New Monitor Could Tell Immediately If Your Food Is Safe To Eat Or Not

Most of us worry about headlines that announce E. coli outbreaks in everything from lettuce to soy nut butter, or salmonella warnings about chicken salad or alfalfa sprouts. But help may be on the way: MedicalNewsToday reports that "scientists at McMaster University in Canada have developed a harmless see-through patch that could be used in food packaging to monitor contamination by bacteria without having to unwrap the product." The patch would send out a signal to be picked up by "a simple device or even a smartphone... and tell you if the food inside the packaging is safe to eat." The monitor was able to discern E. coli and salmonella (bacteria that can occur in raw or undercooked food) in small amounts in apple juice and meat.

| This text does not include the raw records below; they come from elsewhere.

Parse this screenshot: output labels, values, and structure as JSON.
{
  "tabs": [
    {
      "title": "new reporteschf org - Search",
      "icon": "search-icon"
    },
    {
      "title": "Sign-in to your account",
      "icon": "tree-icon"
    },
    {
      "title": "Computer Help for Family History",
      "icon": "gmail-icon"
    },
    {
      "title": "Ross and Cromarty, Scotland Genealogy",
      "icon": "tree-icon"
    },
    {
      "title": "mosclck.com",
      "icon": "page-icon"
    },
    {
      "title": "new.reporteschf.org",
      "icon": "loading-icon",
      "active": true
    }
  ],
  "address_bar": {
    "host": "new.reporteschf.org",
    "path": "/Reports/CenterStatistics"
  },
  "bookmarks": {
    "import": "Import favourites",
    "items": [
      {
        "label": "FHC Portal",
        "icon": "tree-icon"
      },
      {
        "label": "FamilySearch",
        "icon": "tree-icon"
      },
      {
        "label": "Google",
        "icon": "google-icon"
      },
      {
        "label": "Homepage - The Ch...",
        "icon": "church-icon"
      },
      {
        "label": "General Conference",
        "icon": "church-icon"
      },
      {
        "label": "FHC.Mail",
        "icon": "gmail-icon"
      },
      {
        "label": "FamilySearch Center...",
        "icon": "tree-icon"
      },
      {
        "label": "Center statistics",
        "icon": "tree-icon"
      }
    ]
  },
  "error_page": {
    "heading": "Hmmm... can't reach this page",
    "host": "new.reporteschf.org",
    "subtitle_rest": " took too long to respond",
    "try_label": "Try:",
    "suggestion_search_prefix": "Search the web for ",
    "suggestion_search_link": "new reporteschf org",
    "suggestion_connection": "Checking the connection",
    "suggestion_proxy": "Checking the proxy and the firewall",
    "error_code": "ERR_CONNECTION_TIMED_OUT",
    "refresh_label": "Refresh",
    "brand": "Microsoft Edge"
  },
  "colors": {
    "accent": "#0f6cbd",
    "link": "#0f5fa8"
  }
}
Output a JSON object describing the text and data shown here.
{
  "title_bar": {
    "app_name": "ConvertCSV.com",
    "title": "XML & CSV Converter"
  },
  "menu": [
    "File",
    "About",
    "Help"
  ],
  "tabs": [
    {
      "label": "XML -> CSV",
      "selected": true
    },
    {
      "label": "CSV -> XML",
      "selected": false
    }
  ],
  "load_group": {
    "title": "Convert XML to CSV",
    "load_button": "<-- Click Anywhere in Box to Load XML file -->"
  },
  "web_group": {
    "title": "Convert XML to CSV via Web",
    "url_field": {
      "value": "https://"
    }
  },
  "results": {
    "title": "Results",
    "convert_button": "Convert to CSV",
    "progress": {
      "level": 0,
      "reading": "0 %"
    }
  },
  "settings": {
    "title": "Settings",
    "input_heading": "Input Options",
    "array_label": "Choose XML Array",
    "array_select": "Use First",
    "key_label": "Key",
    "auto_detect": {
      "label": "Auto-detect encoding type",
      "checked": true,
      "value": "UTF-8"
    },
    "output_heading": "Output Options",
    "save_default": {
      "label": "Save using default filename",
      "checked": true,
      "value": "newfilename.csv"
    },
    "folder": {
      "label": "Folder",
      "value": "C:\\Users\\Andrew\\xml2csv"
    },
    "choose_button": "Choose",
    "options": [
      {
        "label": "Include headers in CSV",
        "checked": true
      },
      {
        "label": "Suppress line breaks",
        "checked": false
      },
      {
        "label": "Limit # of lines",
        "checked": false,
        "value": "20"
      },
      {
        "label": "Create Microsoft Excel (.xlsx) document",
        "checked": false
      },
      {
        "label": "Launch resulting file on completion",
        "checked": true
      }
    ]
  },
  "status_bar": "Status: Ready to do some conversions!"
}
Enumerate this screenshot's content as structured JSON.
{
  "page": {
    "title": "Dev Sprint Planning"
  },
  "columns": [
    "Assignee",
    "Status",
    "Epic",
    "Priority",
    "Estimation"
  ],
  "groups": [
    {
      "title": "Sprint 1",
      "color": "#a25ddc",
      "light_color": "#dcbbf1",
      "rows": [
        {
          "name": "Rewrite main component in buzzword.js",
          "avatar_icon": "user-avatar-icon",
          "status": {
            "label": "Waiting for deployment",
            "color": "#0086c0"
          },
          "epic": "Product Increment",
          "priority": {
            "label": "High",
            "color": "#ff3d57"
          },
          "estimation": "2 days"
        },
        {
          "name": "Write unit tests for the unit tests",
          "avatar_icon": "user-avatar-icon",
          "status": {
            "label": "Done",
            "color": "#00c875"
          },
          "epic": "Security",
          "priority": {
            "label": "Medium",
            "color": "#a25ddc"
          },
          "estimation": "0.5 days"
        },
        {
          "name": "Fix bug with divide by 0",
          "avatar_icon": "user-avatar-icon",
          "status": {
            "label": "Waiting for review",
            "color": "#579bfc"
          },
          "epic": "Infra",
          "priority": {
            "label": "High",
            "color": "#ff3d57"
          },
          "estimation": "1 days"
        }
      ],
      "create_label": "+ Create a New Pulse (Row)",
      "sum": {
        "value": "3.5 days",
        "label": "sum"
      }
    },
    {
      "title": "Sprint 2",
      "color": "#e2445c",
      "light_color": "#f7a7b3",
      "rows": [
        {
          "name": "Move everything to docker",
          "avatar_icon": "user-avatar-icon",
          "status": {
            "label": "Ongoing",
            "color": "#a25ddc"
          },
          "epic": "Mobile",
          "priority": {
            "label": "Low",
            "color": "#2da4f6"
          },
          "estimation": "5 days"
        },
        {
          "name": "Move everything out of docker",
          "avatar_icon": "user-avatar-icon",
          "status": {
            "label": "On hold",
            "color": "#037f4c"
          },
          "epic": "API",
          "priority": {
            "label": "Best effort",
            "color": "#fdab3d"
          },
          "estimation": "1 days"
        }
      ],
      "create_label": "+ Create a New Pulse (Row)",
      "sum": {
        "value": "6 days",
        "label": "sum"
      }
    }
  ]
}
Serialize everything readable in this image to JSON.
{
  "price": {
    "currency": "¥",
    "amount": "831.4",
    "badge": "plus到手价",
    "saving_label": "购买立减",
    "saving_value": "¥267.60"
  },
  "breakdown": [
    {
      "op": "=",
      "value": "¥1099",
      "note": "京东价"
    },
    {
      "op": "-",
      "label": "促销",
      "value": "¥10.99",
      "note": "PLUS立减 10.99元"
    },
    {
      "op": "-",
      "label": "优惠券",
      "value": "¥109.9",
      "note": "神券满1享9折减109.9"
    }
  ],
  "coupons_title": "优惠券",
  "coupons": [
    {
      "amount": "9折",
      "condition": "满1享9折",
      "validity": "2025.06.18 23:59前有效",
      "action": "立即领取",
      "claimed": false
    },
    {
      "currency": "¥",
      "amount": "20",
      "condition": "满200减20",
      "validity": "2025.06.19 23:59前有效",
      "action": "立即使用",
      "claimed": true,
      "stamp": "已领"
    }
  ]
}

MedicalNewsToday describes the patch thusly: "The biosensing material described in the new study is made of tiny genetic probes attached to a 'thin, flexible, and transparent' polymer film. The probes contain DNA molecules that are specific to the target bacteria." One of the study scientists, Tohid F. Didar, told MNT that the patch would be easy to mass-produce because "the DNA molecules can be printed onto the film," so that "a food manufacturer could easily incorporate this into its production process." Sounds like this patch could be a lot more effective than those seemingly random expired-by dates currently posted on food.